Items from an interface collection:
══════════════════════════════

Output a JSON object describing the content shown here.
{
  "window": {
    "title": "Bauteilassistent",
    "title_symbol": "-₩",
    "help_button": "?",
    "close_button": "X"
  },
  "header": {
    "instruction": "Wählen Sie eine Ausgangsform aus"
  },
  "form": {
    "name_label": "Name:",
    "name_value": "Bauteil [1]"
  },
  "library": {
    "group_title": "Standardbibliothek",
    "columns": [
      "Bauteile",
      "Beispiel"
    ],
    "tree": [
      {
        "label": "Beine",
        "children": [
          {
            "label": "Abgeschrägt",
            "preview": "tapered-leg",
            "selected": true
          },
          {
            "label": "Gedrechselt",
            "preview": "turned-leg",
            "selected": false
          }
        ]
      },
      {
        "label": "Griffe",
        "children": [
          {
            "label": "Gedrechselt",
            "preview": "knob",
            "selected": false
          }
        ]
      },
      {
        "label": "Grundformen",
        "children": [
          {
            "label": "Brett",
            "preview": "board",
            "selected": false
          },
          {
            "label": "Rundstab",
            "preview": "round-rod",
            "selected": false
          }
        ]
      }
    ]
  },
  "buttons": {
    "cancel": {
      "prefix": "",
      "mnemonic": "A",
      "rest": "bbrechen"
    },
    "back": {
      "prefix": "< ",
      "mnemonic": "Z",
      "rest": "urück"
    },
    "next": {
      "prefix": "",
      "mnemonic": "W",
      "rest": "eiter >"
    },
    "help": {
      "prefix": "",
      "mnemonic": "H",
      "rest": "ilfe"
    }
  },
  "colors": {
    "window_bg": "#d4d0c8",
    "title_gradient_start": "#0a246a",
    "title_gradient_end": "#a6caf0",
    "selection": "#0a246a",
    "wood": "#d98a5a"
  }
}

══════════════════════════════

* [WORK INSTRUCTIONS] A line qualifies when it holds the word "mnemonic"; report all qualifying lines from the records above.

* [EXERCISE ANSWER]
      "mnemonic": "A",
      "mnemonic": "Z",
      "mnemonic": "W",
      "mnemonic": "H",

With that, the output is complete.